**REQUIRED WORK**
Lines that include "period" make up the answer; copy all of them from the data below.

**MATERIAL SHOWN**

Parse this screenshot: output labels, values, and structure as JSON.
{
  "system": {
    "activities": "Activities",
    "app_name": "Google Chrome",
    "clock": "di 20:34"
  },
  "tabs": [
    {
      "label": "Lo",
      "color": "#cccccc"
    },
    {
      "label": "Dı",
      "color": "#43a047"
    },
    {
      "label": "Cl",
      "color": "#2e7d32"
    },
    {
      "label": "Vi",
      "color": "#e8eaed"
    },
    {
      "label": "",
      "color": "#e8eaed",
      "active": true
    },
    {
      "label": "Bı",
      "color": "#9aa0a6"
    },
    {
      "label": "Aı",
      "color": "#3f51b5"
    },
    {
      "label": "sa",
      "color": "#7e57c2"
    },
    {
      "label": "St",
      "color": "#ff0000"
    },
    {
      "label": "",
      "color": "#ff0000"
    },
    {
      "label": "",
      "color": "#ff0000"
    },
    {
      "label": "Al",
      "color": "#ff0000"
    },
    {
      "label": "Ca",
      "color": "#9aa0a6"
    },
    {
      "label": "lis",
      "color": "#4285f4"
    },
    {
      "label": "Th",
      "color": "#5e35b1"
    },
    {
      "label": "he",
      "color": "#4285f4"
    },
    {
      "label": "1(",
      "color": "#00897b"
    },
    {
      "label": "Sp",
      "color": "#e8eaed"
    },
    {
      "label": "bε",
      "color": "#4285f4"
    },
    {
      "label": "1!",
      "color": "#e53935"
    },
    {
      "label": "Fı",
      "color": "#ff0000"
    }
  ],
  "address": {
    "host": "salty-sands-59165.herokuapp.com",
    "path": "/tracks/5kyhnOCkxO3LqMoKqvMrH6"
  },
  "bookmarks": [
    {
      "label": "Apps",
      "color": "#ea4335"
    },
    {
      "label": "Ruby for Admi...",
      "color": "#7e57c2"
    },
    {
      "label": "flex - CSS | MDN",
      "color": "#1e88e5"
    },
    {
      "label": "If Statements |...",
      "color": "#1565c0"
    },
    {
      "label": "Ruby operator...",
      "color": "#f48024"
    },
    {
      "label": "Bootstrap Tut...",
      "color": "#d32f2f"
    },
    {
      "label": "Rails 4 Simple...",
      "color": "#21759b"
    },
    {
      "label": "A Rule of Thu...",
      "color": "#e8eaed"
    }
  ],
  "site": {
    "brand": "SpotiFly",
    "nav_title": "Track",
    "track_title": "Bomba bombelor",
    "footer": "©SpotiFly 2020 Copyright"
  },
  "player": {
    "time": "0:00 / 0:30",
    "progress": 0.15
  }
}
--
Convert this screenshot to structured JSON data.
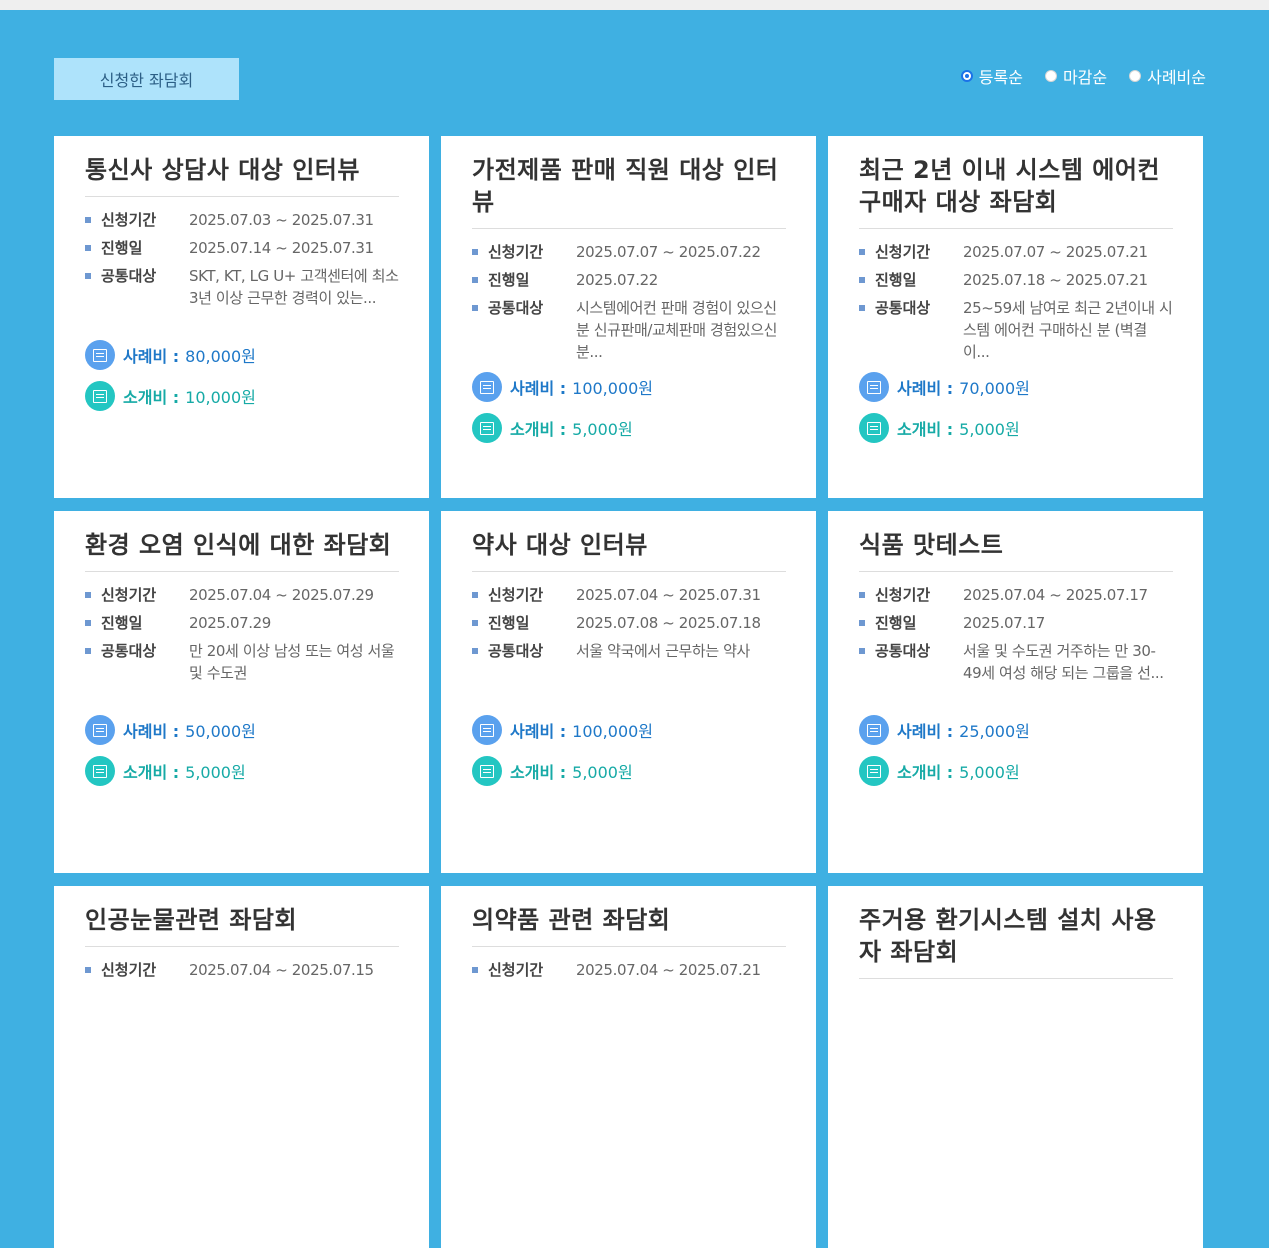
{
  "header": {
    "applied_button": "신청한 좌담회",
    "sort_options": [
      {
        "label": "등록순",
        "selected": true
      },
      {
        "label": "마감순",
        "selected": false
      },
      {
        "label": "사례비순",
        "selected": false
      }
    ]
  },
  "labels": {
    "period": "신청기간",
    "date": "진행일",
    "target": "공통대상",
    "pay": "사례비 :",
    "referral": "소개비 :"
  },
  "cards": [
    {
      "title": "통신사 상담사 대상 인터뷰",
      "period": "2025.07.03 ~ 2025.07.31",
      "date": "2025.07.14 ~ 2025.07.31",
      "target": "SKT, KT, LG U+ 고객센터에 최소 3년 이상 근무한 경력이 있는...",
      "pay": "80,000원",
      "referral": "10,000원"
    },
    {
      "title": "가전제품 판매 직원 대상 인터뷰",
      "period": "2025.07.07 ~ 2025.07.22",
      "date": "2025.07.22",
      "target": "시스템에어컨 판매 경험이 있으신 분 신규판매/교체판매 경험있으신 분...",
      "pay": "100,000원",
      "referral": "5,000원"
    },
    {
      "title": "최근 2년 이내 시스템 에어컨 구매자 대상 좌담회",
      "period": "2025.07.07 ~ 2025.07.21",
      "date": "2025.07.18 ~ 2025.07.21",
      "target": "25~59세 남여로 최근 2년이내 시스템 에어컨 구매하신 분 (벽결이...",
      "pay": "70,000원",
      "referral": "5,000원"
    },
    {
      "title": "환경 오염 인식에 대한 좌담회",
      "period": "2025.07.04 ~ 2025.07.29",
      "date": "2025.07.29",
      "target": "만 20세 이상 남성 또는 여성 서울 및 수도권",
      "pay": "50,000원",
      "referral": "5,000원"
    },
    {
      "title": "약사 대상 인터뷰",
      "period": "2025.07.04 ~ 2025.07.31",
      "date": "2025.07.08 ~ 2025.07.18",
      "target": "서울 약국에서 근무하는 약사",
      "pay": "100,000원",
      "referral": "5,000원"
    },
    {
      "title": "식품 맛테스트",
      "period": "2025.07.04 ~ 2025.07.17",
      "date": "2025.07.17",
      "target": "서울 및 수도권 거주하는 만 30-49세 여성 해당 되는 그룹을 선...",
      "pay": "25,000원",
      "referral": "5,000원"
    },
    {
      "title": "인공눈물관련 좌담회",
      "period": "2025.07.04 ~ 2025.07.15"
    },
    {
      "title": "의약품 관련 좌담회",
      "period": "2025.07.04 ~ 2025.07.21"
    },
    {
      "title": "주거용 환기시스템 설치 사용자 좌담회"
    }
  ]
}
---
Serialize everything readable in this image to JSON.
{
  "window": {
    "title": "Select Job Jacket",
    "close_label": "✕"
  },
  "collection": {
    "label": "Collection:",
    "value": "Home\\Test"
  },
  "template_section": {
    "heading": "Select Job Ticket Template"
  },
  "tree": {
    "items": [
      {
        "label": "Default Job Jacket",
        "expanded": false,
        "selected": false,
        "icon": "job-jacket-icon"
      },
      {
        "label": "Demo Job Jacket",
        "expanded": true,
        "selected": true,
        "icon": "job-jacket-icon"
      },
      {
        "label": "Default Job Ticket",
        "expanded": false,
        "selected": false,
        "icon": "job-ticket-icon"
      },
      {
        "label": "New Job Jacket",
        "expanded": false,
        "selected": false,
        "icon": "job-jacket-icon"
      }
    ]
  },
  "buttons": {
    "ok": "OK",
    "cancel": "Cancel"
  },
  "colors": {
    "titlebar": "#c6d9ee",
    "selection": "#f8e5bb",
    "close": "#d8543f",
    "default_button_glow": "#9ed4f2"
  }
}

**COMPLETED EXERCISE**
    "period": "신청기간",
      "period": "2025.07.03 ~ 2025.07.31",
      "period": "2025.07.07 ~ 2025.07.22",
      "period": "2025.07.07 ~ 2025.07.21",
      "period": "2025.07.04 ~ 2025.07.29",
      "period": "2025.07.04 ~ 2025.07.31",
      "period": "2025.07.04 ~ 2025.07.17",
      "period": "2025.07.04 ~ 2025.07.15"
      "period": "2025.07.04 ~ 2025.07.21"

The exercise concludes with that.